Stock traders will call this trading on margin. In forex trading, there is no interest charged on the margin used, and it doesn't matter what kind of trader you are or what kind of credit you have. If you have an account and the broker offers margin, you can trade on it.
The apparent advantage of using leverage is that you can make a considerable amount of money with only a limited amount of capital. The problem is that you can also lose a considerable amount of money trading with leverage. It all depends on how wisely you use it and how conservative your risk management is.
- Leverage involves borrowing money to trade securities, and while this can significantly increase your gains, it also means you could lose more money than you put into the investment.
- The amount of leverage you can use will be determined by your broker, but it could be as much as 400 times your total capital.
- The more leverage you use, the more you risk, so many professionals limit their leverage to 10:1 or 20:1.
You Have More Control Than You Think
Leverage makes a rather boring market incredibly exciting. But when your money is on the line, exciting is not always good, and that is what leverage has brought to FX.
Without leverage, traders would be surprised to see a 10% move in their account in one year.
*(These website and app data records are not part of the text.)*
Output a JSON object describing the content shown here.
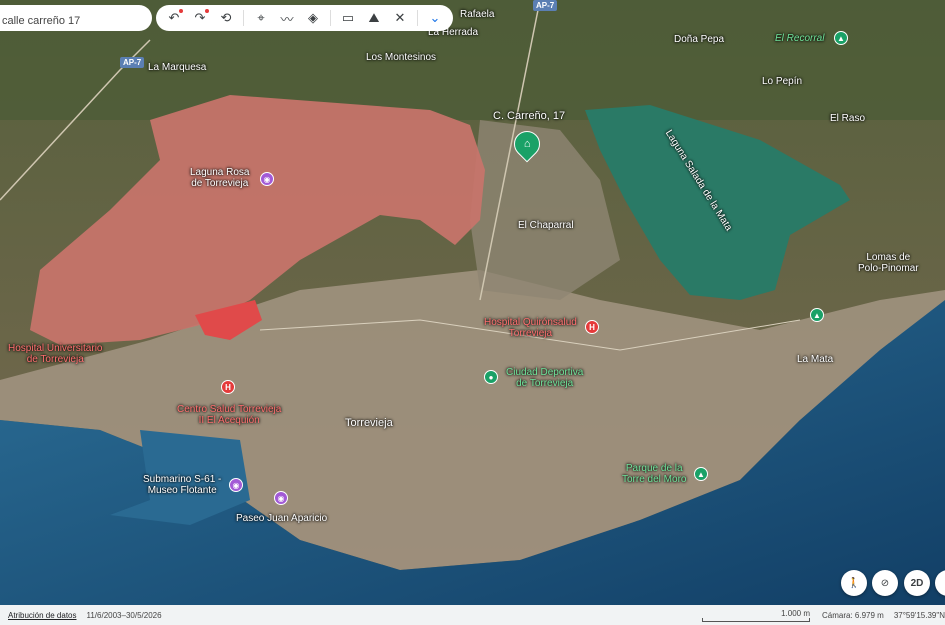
{
  "search": {
    "value": "calle carreño 17"
  },
  "toolbar": {
    "undo": "↶",
    "redo": "↷",
    "history": "⟲",
    "pin": "📍",
    "path": "〰",
    "layers": "◈",
    "ruler": "▭",
    "image": "⛰",
    "tools": "✕",
    "more": "⌄"
  },
  "labels": {
    "ap7_top": "AP-7",
    "ap7_left": "AP-7",
    "la_marquesa": "La Marquesa",
    "la_herrada": "La Herrada",
    "rafaela": "Rafaela",
    "los_montesinos": "Los Montesinos",
    "dona_pepa": "Doña Pepa",
    "el_recorral": "El Recorral",
    "lo_pepin": "Lo Pepín",
    "el_raso": "El Raso",
    "c_carreno": "C. Carreño, 17",
    "laguna_rosa": "Laguna Rosa\nde Torrevieja",
    "laguna_salada": "Laguna Salada de la Mata",
    "el_chaparral": "El Chaparral",
    "lomas": "Lomas de\nPolo-Pinomar",
    "hospital_univ": "Hospital Universitario\nde Torrevieja",
    "hospital_quiron": "Hospital Quirónsalud\nTorrevieja",
    "la_mata": "La Mata",
    "ciudad_deportiva": "Ciudad Deportiva\nde Torrevieja",
    "centro_salud": "Centro Salud Torrevieja\nII El Acequión",
    "torrevieja": "Torrevieja",
    "submarino": "Submarino S-61 -\nMuseo Flotante",
    "paseo": "Paseo Juan Aparicio",
    "parque": "Parque de la\nTorre del Moro"
  },
  "buttons": {
    "street_view": "🚶",
    "compass": "⊘",
    "mode_2d": "2D",
    "tilt": "⌃"
  },
  "status": {
    "attribution": "Atribución de datos",
    "dates": "11/6/2003–30/5/2026",
    "scale": "1.000 m",
    "camera": "Cámara: 6.979 m",
    "coords": "37°59'15.39\"N"
  },
  "colors": {
    "lagoon_pink": "#c9746b",
    "lagoon_green": "#2a7a66",
    "sea": "#1d5f8a"
  }
}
However, a trader using leverage can easily see a 10% move in one day.
But typical amounts of leverage tend to be too high, and it is important for you to know that much of the volatility you experience when trading is due more to the leverage on your trade than the move in the underlying asset.
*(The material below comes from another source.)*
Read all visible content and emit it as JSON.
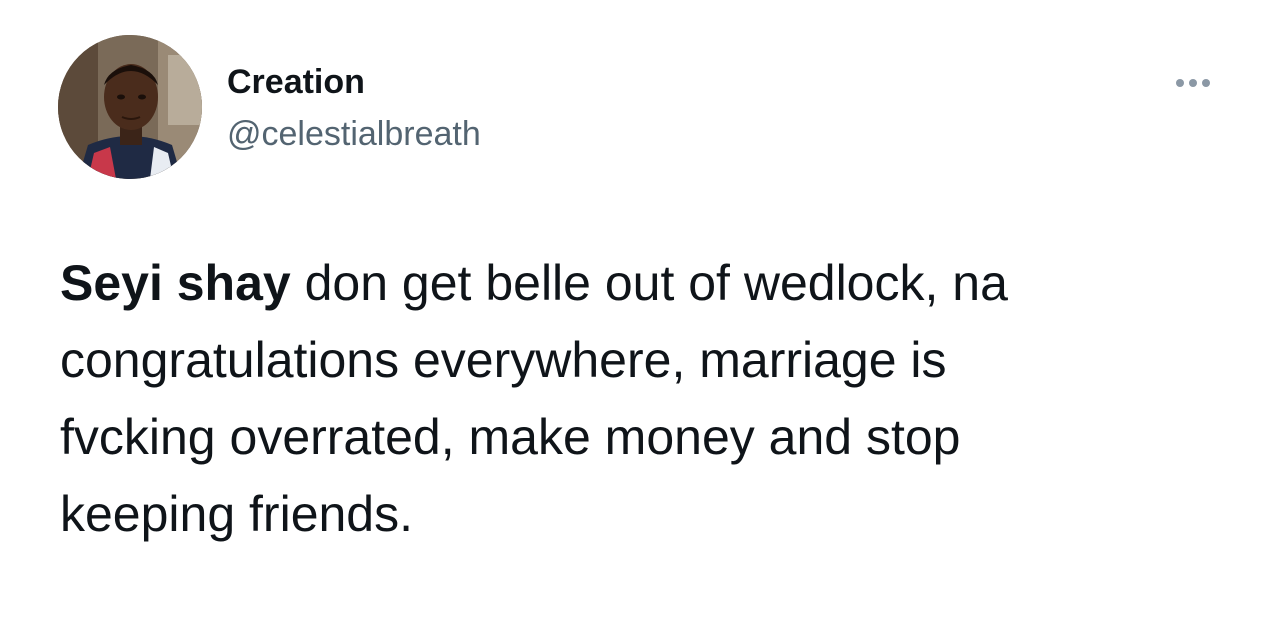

Leverage is usually given in a fixed amount that can vary with different brokers. Each broker gives out leverage based on their rules and regulations. The amounts are typically 50:1, 100:1, 200:1, and 400:1.
- 50:1: Fifty-to-one leverage means that for every $1 you have in your account, you can place a trade worth up to $50. As an example, if you deposited $500, you would be able to trade amounts up to $25,000 on the market.
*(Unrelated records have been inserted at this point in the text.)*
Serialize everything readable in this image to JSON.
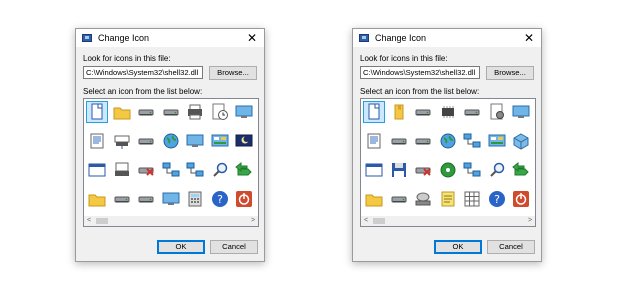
{
  "dialogs": [
    {
      "title": "Change Icon",
      "close_glyph": "✕",
      "lookfor_label": "Look for icons in this file:",
      "path_value": "C:\\Windows\\System32\\shell32.dll",
      "browse_label": "Browse...",
      "select_label": "Select an icon from the list below:",
      "ok_label": "OK",
      "cancel_label": "Cancel",
      "scroll_left": "<",
      "scroll_right": ">",
      "icons": [
        [
          "document-icon",
          "folder-icon",
          "drive-icon",
          "drive-icon",
          "printer-icon",
          "clock-icon",
          "monitor-icon"
        ],
        [
          "text-document-icon",
          "network-drive-icon",
          "drive-icon",
          "globe-icon",
          "monitor-icon",
          "control-panel-icon",
          "moon-icon"
        ],
        [
          "window-icon",
          "computer-icon",
          "removed-drive-icon",
          "network-icon",
          "network-icon",
          "search-icon",
          "arrow-folder-icon"
        ],
        [
          "folder-icon",
          "drive-icon",
          "drive-icon",
          "monitor-icon",
          "calculator-icon",
          "help-icon",
          "power-icon"
        ]
      ]
    },
    {
      "title": "Change Icon",
      "close_glyph": "✕",
      "lookfor_label": "Look for icons in this file:",
      "path_value": "C:\\Windows\\System32\\shell32.dll",
      "browse_label": "Browse...",
      "select_label": "Select an icon from the list below:",
      "ok_label": "OK",
      "cancel_label": "Cancel",
      "scroll_left": "<",
      "scroll_right": ">",
      "icons": [
        [
          "document-icon",
          "bookmark-folder-icon",
          "drive-icon",
          "chip-icon",
          "drive-icon",
          "settings-document-icon",
          "monitor-icon"
        ],
        [
          "text-document-icon",
          "drive-icon",
          "drive-icon",
          "globe-icon",
          "network-icon",
          "control-panel-icon",
          "cube-icon"
        ],
        [
          "window-icon",
          "floppy-icon",
          "removed-drive-icon",
          "cd-icon",
          "network-icon",
          "search-icon",
          "arrow-folder-icon"
        ],
        [
          "folder-icon",
          "drive-icon",
          "optical-drive-icon",
          "note-icon",
          "grid-icon",
          "help-icon",
          "power-icon"
        ]
      ]
    }
  ],
  "colors": {
    "selection": "#cce8ff",
    "selection_border": "#26a0da",
    "accent": "#0078d7",
    "folder": "#f4c842",
    "help": "#2b64c8",
    "power": "#d04a2e"
  }
}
- 100:1: One-hundred-to-one leverage means that for every $1 you have in your account, you can place a trade worth up to $100. This ratio is a typical amount of leverage offered on a standard lot account. The typical $2,000 minimum deposit for a standard account would give you the ability to control $200,000.
- 200:1: Two-hundred-to-one leverage means that for every $1 you have in your account, you can place a trade worth up to $200. The 200:1 ratio is a typical amount of leverage offered on a mini lot account. The typical minimum deposit on such an account is around $300, with which you can trade up to $60,000.
- 400:1: Four-hundred-to-one leverage means that for every $1 you have in your account, you can place a trade worth $400. Some brokers offer 400:1 on mini lot accounts but beware of any broker who offers this type of leverage for a small account. Anyone making a $300 deposit into a forex account and trying to trade with 400:1 leverage could be wiped out in a matter of minutes.
Professional Traders and Leverage
Professional traders usually trade with very low leverage. Keeping your leverage lower protects your capital when you make trading mistakes and keeps your returns consistent.
Many professionals will use leverage amounts like 10:1 or 20:1. It's possible to trade with that type of leverage regardless of what the broker offers you. You have to deposit more money and make fewer trades.
No matter what your style, remember that just because the leverage is, there does not mean you have to use it. In general, the less leverage you use, the better. It takes the experience to really know when to use leverage and when not to. Staying cautious will keep you in the game for the long run.
The Balance does not provide tax, investment, or financial services and advice. The information is being presented without consideration of the investment objectives, risk tolerance, or financial circumstances of any specific investor and might not be suitable for all investors. Past performance is not indicative of future results. Investing involves risk, including the possible loss of principal.